What comes next for both
Concerns still linger regarding some sloppy play once again from New Zealand in the first half, particularly through unforced handling errors. Eventually their class told, but there will be plenty for France and Ireland to chew over as the loser of their clash faces the All Blacks in the quarter finals. Tonga matched them for large portions of the game, and mistakes will need to be ironed out if they are to avoid an early exit from a competition that they are expected to win.
Tonga finish Pool C in fourth place, with a respectable six points to their name, but they will rue not beating Georgia in their opening fixture. Failure to clinch third place means that their place at the next World Cup is not assured, and they will need to qualify for Japan the old fashioned way. Their heart cannot be questioned however, and they leave with their heads held high.
Man of the match: Nehe Milner-Skudder
The side stepping superstar scored a second half brace to place him joint second in the standings with four tries in this World Cup. Remarkably, the supersonic wing now has six tries in five caps for the All Blacks, and he provides Hansen with a selection headache with Julian Savea set to return for the quarter final. The 24-year-old carried brilliantly and sparked several attacks, and his offload right at the end selfishly set-up Nonu for a try on his 100th cap.
New Zealand: 15. Ben Smith, 14. Nehe Milner-Skudder, 13. Conrad Smith (Sonny Bill Williams. 62), 12. Ma’a Nonu, 11. Waisake Naholo (Beauden Barrett, 57); 10. Daniel Carter, 9. Aaron Smith (Tawera Kerr-Barlow 72); 8. Kieran Read, 7. Sam Cane, 6. Jerome Kaino, 5. Sam Whitelock, (Liam Messam 66), 4. Luke Romano (Brodie Retallick 49), 3. Owen Franks (Ben Franks 62), 2. Dane Coles (Keven Mealamu 66), 1. Tony Woodcock (Wyatt Crockett 42)
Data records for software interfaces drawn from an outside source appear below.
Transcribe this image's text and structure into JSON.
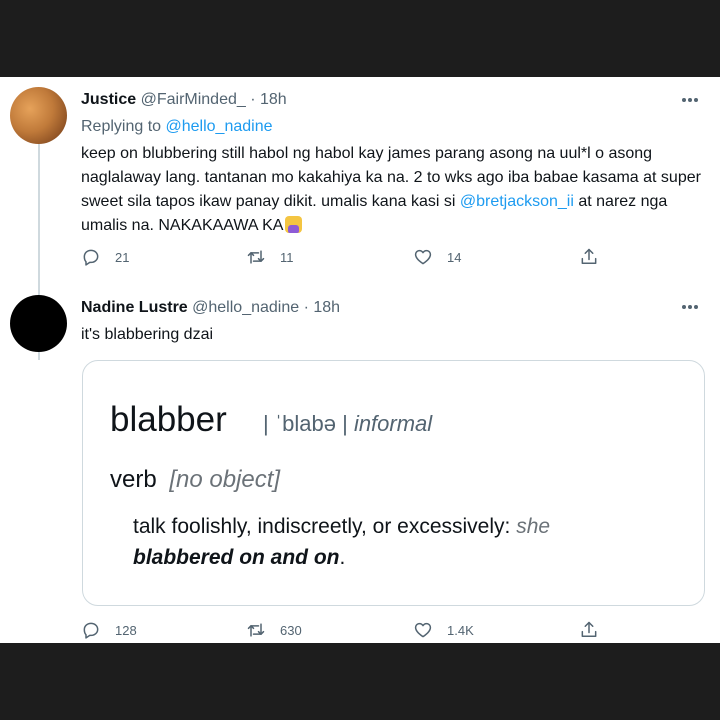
{
  "tweet1": {
    "display_name": "Justice",
    "handle": "@FairMinded_",
    "time_sep": " · ",
    "time": "18h",
    "replying_prefix": "Replying to ",
    "replying_handle": "@hello_nadine",
    "body_before_mention": "keep on blubbering still habol ng habol kay james parang asong na uul*l o asong naglalaway lang. tantanan mo kakahiya ka na. 2 to wks ago iba babae kasama at super sweet sila tapos ikaw panay dikit. umalis kana kasi si ",
    "body_mention": "@bretjackson_ii",
    "body_after_mention": " at narez nga umalis na. NAKAKAAWA KA",
    "replies": "21",
    "retweets": "11",
    "likes": "14"
  },
  "tweet2": {
    "display_name": "Nadine Lustre",
    "handle": "@hello_nadine",
    "time_sep": " · ",
    "time": "18h",
    "body": "it's blabbering dzai",
    "replies": "128",
    "retweets": "630",
    "likes": "1.4K"
  },
  "definition_card": {
    "word": "blabber",
    "pronunciation": "| ˈblabə |",
    "register": "informal",
    "part_of_speech": "verb",
    "grammar_note": "[no object]",
    "definition": "talk foolishly, indiscreetly, or excessively: ",
    "example_prefix": "she",
    "example_bold": "blabbered on and on",
    "example_end": "."
  },
  "icons": {
    "more": "more-horizontal-icon",
    "reply": "reply-bubble-icon",
    "retweet": "retweet-icon",
    "like": "heart-icon",
    "share": "share-icon",
    "emoji": "person-facepalming-emoji"
  },
  "colors": {
    "link": "#1d9bf0",
    "secondary_text": "#536471",
    "border": "#cfd9de",
    "frame": "#1d1d1d"
  }
}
Tonga: 15. Vungakoto Lilo, 14. Telusa Veainu (Will Helu 66), 13. Siale Piutau, 12. Latiume Fosita, 11. Fetu’u Vainikolo; 10. Kurt Morath (Viliami Tahitua 62), 9. Sonatane Takulua (Samisoni Fisilau 69); 8. Viliami Ma’afu (Jack Ram 66), 7. Nili Latu, 6. Sione Kalamafoni, 5. Joseph Tuineau (Sitiveni Mafi 54), 4. Tukulua Lokotui, 3. Halani Aulika (Sila Puafisi 69), 2. Elvis Taione (Paula Ngauamo 49) , 1. Soane Tonga’uiha (Sona Taumalolo 55)